:: What needs to be done ::
Search the entries for lines that contain the word "msgID", and report each one found.
*** Data for processing Section Begins ***
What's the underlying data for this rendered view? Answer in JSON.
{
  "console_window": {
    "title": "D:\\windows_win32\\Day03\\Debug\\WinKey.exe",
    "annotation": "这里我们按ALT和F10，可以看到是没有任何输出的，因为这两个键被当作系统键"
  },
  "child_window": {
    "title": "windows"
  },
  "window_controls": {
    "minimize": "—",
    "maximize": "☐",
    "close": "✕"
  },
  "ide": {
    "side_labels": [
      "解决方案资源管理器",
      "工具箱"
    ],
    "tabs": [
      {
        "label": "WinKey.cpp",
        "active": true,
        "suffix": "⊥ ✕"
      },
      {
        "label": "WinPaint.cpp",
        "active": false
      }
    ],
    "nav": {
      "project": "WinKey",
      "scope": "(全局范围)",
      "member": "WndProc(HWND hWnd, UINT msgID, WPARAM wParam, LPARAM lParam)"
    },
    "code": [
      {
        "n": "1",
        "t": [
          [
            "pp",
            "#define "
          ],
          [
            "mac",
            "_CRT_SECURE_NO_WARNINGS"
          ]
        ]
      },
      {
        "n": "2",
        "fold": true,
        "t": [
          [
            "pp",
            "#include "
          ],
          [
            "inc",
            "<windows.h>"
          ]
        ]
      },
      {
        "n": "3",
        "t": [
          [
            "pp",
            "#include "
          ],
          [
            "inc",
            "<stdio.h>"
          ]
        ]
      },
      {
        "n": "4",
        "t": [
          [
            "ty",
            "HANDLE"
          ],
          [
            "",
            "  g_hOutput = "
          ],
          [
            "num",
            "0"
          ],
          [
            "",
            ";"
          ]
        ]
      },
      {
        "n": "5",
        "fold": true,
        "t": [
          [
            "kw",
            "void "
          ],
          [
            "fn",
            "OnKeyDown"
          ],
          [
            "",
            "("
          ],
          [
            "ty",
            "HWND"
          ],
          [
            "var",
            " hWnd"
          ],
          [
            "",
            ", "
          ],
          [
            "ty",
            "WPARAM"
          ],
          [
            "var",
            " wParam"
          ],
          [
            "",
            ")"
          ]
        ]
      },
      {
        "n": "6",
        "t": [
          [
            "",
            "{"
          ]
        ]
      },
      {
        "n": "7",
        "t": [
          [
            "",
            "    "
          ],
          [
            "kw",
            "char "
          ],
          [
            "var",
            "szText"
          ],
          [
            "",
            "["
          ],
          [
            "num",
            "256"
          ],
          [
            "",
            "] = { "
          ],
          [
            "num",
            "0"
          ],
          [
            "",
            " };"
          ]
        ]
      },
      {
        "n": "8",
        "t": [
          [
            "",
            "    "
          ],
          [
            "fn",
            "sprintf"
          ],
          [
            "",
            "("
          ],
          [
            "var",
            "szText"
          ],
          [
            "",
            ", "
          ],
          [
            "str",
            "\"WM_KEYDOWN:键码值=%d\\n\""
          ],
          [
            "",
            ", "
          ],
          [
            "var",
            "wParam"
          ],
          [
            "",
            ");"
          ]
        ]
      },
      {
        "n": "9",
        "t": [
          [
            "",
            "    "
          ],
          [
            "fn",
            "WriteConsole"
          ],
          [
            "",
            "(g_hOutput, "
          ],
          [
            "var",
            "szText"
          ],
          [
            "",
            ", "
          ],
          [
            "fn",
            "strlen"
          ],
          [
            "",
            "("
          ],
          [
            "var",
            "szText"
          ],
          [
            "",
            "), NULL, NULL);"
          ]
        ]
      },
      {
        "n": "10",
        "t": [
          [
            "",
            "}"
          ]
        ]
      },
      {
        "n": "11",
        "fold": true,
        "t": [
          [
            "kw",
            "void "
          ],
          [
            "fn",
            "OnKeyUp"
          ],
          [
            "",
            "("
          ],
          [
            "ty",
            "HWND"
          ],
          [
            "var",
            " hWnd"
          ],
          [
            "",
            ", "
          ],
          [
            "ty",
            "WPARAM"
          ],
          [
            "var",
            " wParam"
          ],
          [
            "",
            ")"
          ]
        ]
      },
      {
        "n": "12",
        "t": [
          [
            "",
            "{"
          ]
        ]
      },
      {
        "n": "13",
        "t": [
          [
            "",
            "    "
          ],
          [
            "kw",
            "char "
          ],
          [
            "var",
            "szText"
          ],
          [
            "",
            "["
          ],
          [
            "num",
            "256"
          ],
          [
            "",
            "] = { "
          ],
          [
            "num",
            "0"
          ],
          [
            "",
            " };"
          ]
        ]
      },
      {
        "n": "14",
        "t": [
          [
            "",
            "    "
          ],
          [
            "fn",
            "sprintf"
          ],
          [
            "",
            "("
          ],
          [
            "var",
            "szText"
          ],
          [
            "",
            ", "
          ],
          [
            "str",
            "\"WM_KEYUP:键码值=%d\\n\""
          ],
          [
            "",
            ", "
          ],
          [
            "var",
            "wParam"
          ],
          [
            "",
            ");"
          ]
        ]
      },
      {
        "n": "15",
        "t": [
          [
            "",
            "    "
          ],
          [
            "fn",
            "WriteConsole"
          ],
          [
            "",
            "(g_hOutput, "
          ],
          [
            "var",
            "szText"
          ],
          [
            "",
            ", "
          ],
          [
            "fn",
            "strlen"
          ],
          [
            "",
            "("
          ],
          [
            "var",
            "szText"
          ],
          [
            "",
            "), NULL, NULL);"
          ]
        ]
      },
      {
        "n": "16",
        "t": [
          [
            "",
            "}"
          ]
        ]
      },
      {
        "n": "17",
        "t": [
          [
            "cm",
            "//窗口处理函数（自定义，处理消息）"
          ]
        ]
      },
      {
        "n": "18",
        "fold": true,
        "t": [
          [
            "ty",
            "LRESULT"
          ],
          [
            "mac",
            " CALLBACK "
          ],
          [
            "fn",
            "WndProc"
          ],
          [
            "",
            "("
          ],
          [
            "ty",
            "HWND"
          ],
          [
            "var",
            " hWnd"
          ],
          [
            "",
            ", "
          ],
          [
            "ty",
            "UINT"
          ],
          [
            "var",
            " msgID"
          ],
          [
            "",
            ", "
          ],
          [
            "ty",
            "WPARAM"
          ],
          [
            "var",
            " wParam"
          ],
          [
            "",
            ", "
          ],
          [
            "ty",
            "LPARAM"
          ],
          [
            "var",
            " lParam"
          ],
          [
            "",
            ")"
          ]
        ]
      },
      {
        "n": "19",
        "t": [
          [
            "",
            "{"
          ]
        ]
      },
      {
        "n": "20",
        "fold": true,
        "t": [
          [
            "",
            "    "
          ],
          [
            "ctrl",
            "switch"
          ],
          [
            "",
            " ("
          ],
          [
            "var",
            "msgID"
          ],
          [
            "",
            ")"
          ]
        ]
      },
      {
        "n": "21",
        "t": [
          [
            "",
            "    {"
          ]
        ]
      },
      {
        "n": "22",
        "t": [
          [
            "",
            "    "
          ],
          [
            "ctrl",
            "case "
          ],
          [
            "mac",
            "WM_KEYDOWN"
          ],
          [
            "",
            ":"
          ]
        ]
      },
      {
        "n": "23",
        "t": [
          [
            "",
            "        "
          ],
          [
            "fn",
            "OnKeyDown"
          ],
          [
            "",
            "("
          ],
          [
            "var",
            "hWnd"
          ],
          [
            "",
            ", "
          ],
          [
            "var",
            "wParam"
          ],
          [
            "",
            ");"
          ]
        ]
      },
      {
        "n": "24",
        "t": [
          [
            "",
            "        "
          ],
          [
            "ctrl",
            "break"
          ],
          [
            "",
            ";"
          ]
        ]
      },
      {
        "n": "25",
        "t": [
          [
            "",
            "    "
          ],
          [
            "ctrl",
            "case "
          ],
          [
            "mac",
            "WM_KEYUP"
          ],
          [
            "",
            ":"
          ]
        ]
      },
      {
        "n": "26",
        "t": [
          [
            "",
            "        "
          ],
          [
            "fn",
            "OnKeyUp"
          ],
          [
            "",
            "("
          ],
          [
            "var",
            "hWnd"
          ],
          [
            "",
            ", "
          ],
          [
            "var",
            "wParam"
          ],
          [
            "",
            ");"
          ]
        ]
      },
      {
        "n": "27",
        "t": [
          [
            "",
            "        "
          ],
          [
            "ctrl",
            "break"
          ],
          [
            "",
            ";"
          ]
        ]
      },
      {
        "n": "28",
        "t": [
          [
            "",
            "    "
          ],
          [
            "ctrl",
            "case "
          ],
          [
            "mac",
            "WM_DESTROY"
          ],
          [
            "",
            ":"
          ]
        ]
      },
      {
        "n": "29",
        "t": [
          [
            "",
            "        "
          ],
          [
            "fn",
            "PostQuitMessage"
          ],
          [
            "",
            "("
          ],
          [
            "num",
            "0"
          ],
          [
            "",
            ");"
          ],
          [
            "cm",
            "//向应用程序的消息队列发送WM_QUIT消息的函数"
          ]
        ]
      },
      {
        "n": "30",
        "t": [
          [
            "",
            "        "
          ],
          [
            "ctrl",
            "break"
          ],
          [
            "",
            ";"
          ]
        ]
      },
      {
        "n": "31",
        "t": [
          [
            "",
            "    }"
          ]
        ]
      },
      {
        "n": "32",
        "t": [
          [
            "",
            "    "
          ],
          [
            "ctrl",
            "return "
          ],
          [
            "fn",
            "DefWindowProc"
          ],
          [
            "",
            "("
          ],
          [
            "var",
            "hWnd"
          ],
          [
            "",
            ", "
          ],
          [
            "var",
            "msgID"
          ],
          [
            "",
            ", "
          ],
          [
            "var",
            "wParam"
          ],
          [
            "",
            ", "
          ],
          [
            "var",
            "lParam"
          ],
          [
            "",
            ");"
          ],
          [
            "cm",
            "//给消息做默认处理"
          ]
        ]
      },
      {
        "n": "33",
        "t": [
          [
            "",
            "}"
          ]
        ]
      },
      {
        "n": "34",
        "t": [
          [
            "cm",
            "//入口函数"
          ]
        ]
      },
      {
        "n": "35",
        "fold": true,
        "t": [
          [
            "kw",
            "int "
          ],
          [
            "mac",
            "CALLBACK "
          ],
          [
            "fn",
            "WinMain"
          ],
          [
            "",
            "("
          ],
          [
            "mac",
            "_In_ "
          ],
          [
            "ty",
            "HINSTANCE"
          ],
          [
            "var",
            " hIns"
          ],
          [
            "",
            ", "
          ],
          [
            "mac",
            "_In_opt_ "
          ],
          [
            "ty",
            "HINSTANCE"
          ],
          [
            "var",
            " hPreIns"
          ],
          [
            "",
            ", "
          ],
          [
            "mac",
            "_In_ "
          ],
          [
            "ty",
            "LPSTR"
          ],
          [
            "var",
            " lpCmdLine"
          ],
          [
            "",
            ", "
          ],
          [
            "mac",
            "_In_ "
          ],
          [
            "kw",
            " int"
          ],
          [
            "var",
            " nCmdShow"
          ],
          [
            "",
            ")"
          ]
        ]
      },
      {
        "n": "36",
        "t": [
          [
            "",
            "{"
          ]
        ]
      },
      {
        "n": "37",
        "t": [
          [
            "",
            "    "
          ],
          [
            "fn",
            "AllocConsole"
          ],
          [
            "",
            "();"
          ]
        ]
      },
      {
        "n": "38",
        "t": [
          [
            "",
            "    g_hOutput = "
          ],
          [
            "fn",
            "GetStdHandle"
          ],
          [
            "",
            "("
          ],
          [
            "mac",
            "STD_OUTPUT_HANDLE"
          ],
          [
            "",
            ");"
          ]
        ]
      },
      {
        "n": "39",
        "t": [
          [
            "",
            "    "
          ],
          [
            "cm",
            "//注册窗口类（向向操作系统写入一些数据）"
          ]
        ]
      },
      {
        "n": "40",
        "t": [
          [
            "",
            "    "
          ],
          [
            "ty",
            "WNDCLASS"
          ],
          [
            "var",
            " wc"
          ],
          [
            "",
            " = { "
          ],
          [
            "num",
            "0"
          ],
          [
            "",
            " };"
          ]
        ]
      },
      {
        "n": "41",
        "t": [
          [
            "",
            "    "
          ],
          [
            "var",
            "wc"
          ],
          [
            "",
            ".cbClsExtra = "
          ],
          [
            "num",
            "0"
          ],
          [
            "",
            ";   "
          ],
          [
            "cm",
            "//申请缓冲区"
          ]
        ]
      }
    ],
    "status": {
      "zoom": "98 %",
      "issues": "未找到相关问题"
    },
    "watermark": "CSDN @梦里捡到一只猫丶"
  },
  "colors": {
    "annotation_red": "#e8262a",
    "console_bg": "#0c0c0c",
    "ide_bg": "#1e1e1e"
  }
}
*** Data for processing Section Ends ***
:: Exercise solution ::
      "member": "WndProc(HWND hWnd, UINT msgID, WPARAM wParam, LPARAM lParam)"
            " msgID"
            "msgID"
            "msgID"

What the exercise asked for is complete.